The Pseudalapex (Lycalopex) genus recognises six species, although there is some uncertainty as to the distinctiveness of Pseudalopex gymnocercus and P. griseus. The pampas fox, P. gymnocercus is found in southern Brazil, Paraguay, northern Argentina, Uruguay and eastern Bolivia. The culpeo, P. culpaeus is found in the Andes region from Ecuador to Patagonia. The Argentine gray fox or chilla, P. Griseus, is found in northern Chile, western Argentina and Patagonia. The Sechuran fox, P. Sechurae, is found in southwestern Ecuador and northwestern Peru. The hoary fox, P.vetulus is found in south-central Brazil (along with some sightings from the north of the country). Finally, the threatened Darwin’s fox, P. Fulvipes, is endemic to southern Chile, restricted to the forests of Chiloé Island, and a few patches of mainland coastal forest up to the Nahuelbuta National Park.
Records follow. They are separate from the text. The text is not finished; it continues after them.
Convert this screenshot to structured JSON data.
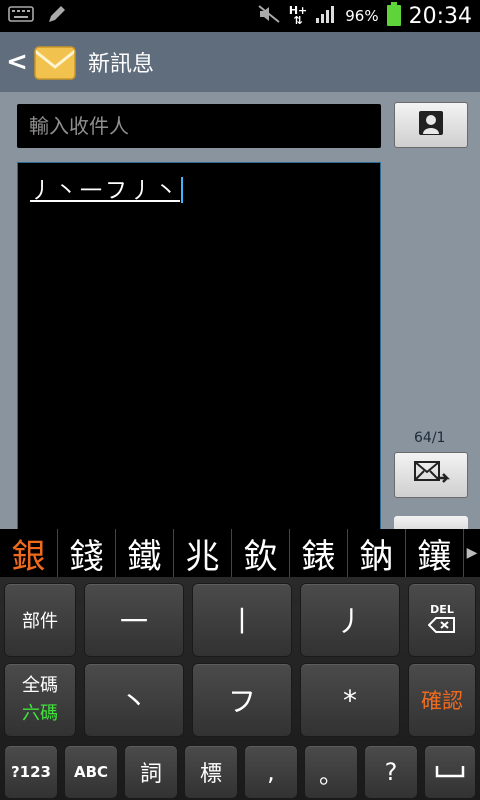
{
  "status_bar": {
    "left_icons": [
      "keyboard-icon",
      "edit-pencil-icon"
    ],
    "right_icons": [
      "mute-icon",
      "hplus-network-icon",
      "signal-icon",
      "battery-icon"
    ],
    "network_label": "H+",
    "battery_percent": "96%",
    "time": "20:34"
  },
  "header": {
    "back_icon": "back-chevron-icon",
    "app_icon": "message-envelope-icon",
    "title": "新訊息"
  },
  "compose": {
    "recipient_placeholder": "輸入收件人",
    "contact_button_icon": "contact-person-icon",
    "message_text": "丿丶一フ丿丶",
    "char_counter": "64/1",
    "send_button_icon": "send-mail-icon"
  },
  "candidates": {
    "items": [
      "銀",
      "錢",
      "鐵",
      "兆",
      "欽",
      "錶",
      "鈉",
      "鑲"
    ],
    "active_index": 0,
    "more_icon": "right-triangle-icon"
  },
  "keyboard": {
    "row1": [
      "部件",
      "一",
      "丨",
      "丿",
      "DEL"
    ],
    "row2": [
      "全碼",
      "六碼",
      "丶",
      "フ",
      "*",
      "確認"
    ],
    "row3": [
      "?123",
      "ABC",
      "詞",
      "標",
      ",",
      "。",
      "?",
      "space"
    ],
    "colors": {
      "accent_orange": "#f06a1e",
      "accent_green": "#3ee53a"
    }
  }
}
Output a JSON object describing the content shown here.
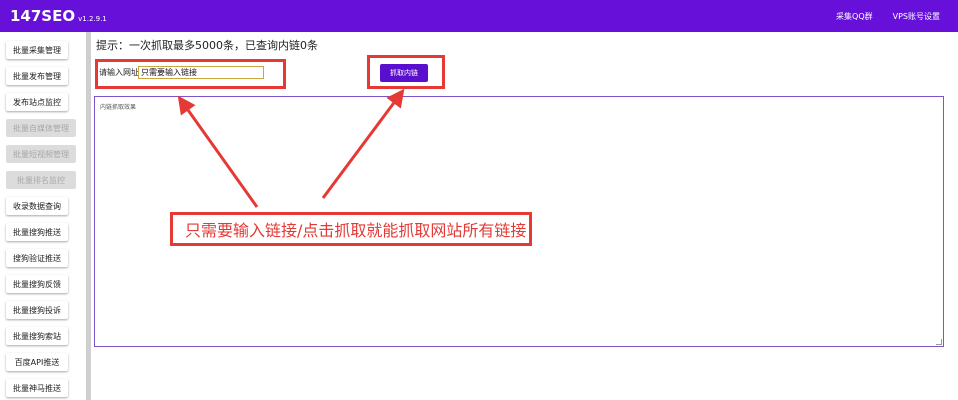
{
  "app": {
    "brand": "147SEO",
    "version": "v1.2.9.1",
    "nav": [
      "采集QQ群",
      "VPS账号设置"
    ]
  },
  "sidebar": {
    "items": [
      {
        "label": "批量采集管理",
        "disabled": false
      },
      {
        "label": "批量发布管理",
        "disabled": false
      },
      {
        "label": "发布站点监控",
        "disabled": false
      },
      {
        "label": "批量自媒体管理",
        "disabled": true
      },
      {
        "label": "批量短视频管理",
        "disabled": true
      },
      {
        "label": "批量排名监控",
        "disabled": true
      },
      {
        "label": "收录数据查询",
        "disabled": false
      },
      {
        "label": "批量搜狗推送",
        "disabled": false
      },
      {
        "label": "搜狗验证推送",
        "disabled": false
      },
      {
        "label": "批量搜狗反馈",
        "disabled": false
      },
      {
        "label": "批量搜狗投诉",
        "disabled": false
      },
      {
        "label": "批量搜狗索站",
        "disabled": false
      },
      {
        "label": "百度API推送",
        "disabled": false
      },
      {
        "label": "批量神马推送",
        "disabled": false
      }
    ]
  },
  "main": {
    "hint": "提示：一次抓取最多5000条，已查询内链0条",
    "url_label": "请输入网址",
    "url_value": "只需要输入链接",
    "fetch_button": "抓取内链",
    "result_label": "内链抓取效果"
  },
  "annotation": {
    "text": "只需要输入链接/点击抓取就能抓取网站所有链接",
    "color": "#e53935"
  },
  "colors": {
    "header": "#6610d9",
    "button": "#5a0fcf",
    "annotation": "#e53935"
  }
}
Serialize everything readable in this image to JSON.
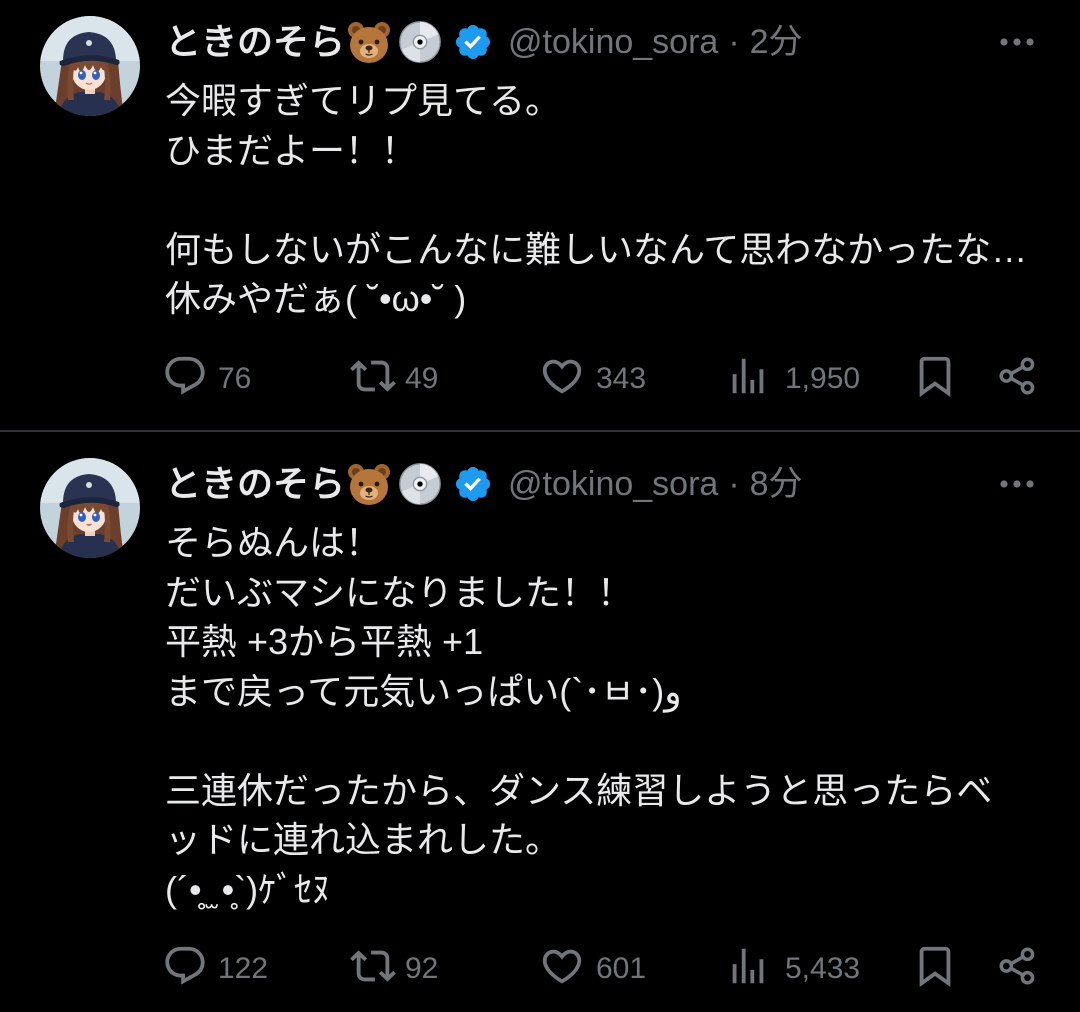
{
  "theme": "dark",
  "colors": {
    "background": "#000000",
    "text": "#e7e9ea",
    "secondary": "#71767b",
    "verified": "#1d9bf0",
    "divider": "#2f3336"
  },
  "tweets": [
    {
      "author": {
        "name": "ときのそら",
        "name_emoji_icons": [
          "bear-face-emoji",
          "optical-disc-emoji"
        ],
        "verified": true,
        "handle": "@tokino_sora",
        "separator": "·",
        "time": "2分"
      },
      "text_lines": [
        "今暇すぎてリプ見てる。",
        "ひまだよー！！",
        "",
        "何もしないがこんなに難しいなんて思わなかったな…",
        "休みやだぁ( ˘•ω•˘ )"
      ],
      "stats": {
        "replies": "76",
        "reposts": "49",
        "likes": "343",
        "views": "1,950"
      }
    },
    {
      "author": {
        "name": "ときのそら",
        "name_emoji_icons": [
          "bear-face-emoji",
          "optical-disc-emoji"
        ],
        "verified": true,
        "handle": "@tokino_sora",
        "separator": "·",
        "time": "8分"
      },
      "text_lines": [
        "そらぬんは！",
        "だいぶマシになりました！！",
        "平熱 +3から平熱 +1",
        "まで戻って元気いっぱい(`･ㅂ･)و",
        "",
        "三連休だったから、ダンス練習しようと思ったらベ",
        "ッドに連れ込まれした。",
        "(´•̥ ̫ •̥`)ｹﾞｾﾇ"
      ],
      "stats": {
        "replies": "122",
        "reposts": "92",
        "likes": "601",
        "views": "5,433"
      }
    }
  ]
}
With reduced ranges and knowledge often lacking, conservation of these species poses specific challenges which the Southern Cone Foxes Working Group is addressing.
What are the main issues in Pseudalopex conservation?
Although the quantity of information on the Critically Endangered Darwin's Fow (P. fulvipes) and its population is comparatively large, the conservation status of this species would require a constant monitoring of population trends, especially of its mainland population. Additionally, conservation actions, mainly based on awareness and community participation measures, should also be implemented.
Presently, the two least known Pseudalopex species are the Near Threatened P. sechurae and Least Concern P. vetulus. This lack of data added to their comparatively reduced distribution ranges and ecological niches make the understanding of their respective ecological requirements and population statuses a priority.
Finally, in the last years, a few preliminary studies have suggested that Pseudalopex gymnocercus and P. griseus should be pooled into a single species, or that their respective distribution ranges are very different from those traditionally reported. Because of its consequences for conservation and management planning, this issue would also deserve rapid attention.
What are the main issues the CSG should focus its efforts on in the near future to further the protection of these animals?